## The data
::::::

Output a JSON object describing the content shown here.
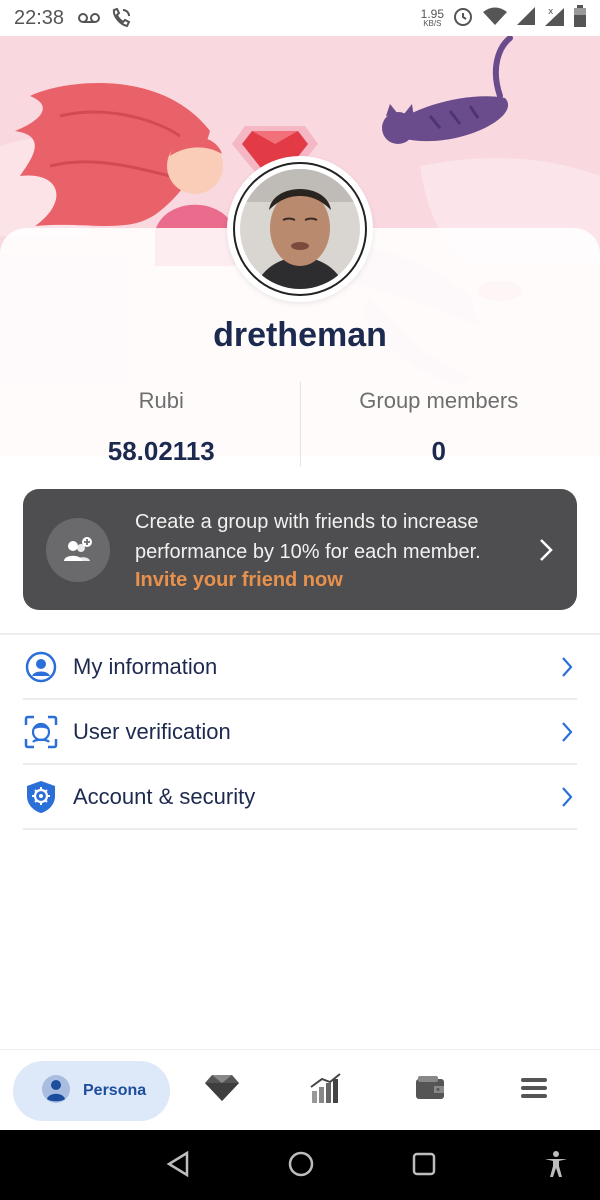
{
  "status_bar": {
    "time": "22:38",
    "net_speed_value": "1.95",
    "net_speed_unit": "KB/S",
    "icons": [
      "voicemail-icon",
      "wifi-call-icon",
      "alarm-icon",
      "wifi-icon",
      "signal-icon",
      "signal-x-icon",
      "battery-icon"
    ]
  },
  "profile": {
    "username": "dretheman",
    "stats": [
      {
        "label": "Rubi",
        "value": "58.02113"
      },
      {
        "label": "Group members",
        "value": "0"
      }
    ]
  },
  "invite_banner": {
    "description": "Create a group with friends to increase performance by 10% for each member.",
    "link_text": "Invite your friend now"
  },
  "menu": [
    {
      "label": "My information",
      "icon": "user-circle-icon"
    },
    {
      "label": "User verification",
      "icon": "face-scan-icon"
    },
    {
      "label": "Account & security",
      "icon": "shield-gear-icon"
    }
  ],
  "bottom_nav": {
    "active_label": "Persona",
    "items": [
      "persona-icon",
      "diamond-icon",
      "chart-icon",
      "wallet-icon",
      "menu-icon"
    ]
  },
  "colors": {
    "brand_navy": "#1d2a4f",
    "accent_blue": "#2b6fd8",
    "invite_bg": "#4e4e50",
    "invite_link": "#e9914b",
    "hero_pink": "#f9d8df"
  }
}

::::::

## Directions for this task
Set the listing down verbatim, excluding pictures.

## Output of the task
Output a JSON object describing the content shown here.
{
  "status_bar": {
    "time": "22:38",
    "net_speed_value": "1.95",
    "net_speed_unit": "KB/S",
    "icons": [
      "voicemail-icon",
      "wifi-call-icon",
      "alarm-icon",
      "wifi-icon",
      "signal-icon",
      "signal-x-icon",
      "battery-icon"
    ]
  },
  "profile": {
    "username": "dretheman",
    "stats": [
      {
        "label": "Rubi",
        "value": "58.02113"
      },
      {
        "label": "Group members",
        "value": "0"
      }
    ]
  },
  "invite_banner": {
    "description": "Create a group with friends to increase performance by 10% for each member.",
    "link_text": "Invite your friend now"
  },
  "menu": [
    {
      "label": "My information",
      "icon": "user-circle-icon"
    },
    {
      "label": "User verification",
      "icon": "face-scan-icon"
    },
    {
      "label": "Account & security",
      "icon": "shield-gear-icon"
    }
  ],
  "bottom_nav": {
    "active_label": "Persona",
    "items": [
      "persona-icon",
      "diamond-icon",
      "chart-icon",
      "wallet-icon",
      "menu-icon"
    ]
  },
  "colors": {
    "brand_navy": "#1d2a4f",
    "accent_blue": "#2b6fd8",
    "invite_bg": "#4e4e50",
    "invite_link": "#e9914b",
    "hero_pink": "#f9d8df"
  }
}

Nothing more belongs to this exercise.